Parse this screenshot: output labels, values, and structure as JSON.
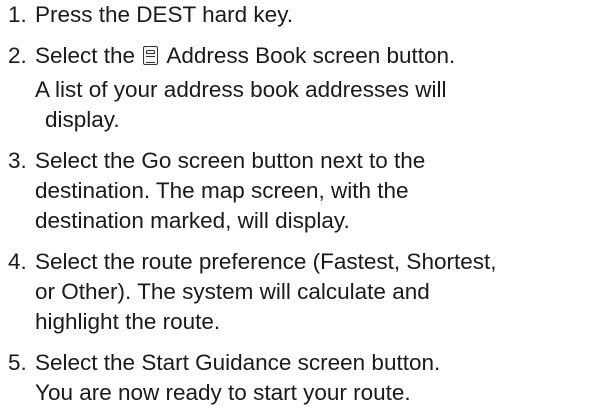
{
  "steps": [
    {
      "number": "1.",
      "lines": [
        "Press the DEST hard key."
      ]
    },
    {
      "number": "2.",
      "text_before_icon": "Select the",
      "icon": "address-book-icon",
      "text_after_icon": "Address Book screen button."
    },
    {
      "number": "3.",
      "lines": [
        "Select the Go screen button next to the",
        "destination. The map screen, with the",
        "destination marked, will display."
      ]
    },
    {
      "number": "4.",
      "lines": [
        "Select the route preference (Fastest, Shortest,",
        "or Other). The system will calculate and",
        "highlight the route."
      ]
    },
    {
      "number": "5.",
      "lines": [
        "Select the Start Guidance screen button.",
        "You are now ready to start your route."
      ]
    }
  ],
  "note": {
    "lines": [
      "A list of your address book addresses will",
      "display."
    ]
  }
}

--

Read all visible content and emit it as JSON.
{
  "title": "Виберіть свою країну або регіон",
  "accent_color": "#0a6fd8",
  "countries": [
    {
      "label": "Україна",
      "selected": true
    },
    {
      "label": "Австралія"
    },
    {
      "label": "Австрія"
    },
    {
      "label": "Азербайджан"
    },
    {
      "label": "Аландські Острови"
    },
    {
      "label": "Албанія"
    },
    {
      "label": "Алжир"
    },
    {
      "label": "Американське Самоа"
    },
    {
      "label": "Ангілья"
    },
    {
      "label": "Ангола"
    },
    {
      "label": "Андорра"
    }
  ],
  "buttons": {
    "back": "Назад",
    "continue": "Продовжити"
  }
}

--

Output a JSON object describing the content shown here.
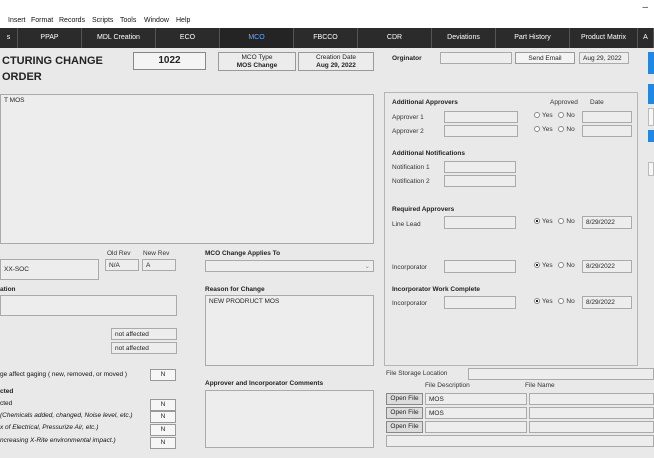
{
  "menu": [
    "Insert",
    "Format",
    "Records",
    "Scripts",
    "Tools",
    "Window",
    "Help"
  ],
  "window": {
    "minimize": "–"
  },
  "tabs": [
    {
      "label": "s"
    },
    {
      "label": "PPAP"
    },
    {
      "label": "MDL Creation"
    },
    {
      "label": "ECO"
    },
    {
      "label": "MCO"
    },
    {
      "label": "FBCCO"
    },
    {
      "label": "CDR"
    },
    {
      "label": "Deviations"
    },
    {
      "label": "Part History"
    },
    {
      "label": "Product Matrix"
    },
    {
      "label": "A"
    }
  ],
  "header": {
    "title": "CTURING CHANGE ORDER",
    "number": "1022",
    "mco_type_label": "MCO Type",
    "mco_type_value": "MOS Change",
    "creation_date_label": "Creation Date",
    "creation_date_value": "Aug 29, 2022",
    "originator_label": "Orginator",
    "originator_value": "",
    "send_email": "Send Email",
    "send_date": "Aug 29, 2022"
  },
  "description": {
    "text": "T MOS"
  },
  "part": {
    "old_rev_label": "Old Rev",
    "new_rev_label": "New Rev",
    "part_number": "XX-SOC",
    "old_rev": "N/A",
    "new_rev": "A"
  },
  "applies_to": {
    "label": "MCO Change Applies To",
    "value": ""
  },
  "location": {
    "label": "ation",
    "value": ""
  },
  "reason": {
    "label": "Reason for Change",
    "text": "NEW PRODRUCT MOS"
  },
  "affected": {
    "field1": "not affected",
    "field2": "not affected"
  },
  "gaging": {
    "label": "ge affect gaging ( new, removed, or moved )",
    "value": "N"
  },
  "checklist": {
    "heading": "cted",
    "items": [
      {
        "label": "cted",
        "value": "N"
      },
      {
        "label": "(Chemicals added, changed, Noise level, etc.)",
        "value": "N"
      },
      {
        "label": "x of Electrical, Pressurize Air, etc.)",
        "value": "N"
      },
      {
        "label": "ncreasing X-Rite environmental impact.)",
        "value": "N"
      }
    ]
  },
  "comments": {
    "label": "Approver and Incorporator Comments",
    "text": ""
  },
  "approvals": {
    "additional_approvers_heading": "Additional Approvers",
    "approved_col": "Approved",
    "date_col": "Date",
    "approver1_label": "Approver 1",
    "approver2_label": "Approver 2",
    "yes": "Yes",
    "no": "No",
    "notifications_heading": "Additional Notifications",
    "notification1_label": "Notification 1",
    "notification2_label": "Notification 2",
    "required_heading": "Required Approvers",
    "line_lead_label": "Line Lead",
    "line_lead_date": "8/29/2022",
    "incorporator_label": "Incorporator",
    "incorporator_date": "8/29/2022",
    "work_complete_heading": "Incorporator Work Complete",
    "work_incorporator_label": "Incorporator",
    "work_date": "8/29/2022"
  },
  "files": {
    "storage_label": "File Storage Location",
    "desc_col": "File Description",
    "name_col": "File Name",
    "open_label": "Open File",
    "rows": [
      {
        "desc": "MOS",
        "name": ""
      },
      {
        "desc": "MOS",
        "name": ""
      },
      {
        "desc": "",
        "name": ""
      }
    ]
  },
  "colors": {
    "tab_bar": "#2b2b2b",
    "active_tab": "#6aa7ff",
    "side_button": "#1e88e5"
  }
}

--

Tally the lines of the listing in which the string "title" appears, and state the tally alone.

→ ANSWER SPACE: 2